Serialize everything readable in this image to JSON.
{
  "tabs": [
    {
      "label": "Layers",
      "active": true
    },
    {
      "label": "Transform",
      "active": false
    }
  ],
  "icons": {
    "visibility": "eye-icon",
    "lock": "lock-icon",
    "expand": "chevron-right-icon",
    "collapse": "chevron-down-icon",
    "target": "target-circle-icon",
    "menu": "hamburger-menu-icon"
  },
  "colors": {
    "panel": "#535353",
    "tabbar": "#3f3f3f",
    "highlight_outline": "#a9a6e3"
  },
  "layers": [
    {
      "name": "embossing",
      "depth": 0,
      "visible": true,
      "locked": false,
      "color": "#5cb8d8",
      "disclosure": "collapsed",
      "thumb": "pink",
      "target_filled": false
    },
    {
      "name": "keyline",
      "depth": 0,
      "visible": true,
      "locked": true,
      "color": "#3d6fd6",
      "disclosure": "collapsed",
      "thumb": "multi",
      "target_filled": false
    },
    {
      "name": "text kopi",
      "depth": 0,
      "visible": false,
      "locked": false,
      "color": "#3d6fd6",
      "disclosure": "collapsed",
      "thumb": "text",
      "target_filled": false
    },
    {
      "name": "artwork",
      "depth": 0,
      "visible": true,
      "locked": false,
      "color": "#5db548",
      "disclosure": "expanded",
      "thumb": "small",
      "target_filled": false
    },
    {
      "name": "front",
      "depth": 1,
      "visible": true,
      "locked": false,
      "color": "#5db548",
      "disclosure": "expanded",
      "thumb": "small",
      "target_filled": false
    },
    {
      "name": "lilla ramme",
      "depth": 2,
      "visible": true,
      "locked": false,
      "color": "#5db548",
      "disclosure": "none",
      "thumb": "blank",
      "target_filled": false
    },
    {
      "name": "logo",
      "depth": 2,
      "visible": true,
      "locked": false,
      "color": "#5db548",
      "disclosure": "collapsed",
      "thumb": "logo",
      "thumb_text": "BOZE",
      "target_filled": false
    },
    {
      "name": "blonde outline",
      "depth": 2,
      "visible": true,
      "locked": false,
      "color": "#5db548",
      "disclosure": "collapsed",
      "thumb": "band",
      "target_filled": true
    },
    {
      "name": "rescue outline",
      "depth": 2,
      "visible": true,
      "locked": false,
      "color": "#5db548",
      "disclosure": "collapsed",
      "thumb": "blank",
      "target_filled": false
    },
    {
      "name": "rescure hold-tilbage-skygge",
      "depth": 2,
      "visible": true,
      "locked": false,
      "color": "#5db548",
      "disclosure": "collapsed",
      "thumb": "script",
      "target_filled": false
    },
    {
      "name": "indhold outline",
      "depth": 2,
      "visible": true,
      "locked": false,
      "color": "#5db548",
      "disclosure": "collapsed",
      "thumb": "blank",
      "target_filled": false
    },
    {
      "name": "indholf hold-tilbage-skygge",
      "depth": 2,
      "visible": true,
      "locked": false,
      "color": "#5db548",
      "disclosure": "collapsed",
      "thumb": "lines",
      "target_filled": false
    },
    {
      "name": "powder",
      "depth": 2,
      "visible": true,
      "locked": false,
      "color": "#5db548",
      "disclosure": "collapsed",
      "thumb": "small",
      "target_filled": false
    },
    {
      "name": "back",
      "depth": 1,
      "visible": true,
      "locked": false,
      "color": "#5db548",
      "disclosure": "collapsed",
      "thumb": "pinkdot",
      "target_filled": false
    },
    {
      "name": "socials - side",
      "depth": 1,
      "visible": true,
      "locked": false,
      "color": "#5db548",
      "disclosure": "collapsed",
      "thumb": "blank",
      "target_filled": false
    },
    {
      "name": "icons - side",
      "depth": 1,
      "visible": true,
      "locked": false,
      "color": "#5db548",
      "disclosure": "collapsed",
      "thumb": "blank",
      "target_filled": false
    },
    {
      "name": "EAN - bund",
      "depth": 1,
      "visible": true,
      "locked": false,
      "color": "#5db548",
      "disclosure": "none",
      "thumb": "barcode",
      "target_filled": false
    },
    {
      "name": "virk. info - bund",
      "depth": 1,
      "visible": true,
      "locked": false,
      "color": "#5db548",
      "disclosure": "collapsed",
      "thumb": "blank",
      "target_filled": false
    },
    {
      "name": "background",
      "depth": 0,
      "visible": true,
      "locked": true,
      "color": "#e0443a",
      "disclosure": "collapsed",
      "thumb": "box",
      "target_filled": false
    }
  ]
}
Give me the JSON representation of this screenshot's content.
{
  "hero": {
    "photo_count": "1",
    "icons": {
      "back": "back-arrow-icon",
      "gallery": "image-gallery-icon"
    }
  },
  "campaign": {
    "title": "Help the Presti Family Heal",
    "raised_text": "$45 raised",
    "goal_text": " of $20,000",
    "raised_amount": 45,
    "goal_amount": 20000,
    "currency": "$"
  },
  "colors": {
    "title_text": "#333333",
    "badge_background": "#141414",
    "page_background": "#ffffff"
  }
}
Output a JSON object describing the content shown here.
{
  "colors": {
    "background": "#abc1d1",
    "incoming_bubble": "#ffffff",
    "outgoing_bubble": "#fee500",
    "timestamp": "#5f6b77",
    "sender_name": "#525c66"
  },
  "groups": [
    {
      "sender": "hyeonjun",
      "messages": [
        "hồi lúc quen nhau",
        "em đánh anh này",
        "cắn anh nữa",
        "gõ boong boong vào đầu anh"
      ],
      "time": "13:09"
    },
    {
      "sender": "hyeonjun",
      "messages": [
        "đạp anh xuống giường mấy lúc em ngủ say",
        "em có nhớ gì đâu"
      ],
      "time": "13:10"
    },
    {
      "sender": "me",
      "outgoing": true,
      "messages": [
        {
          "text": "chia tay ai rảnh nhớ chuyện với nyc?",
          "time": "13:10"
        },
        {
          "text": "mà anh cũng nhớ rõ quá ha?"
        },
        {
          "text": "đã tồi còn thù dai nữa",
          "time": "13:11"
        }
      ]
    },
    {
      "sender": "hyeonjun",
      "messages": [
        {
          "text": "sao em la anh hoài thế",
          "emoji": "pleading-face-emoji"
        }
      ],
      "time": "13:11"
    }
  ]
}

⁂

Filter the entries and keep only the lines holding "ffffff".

» Task output:
    "page_background": "#ffffff"
    "incoming_bubble": "#ffffff",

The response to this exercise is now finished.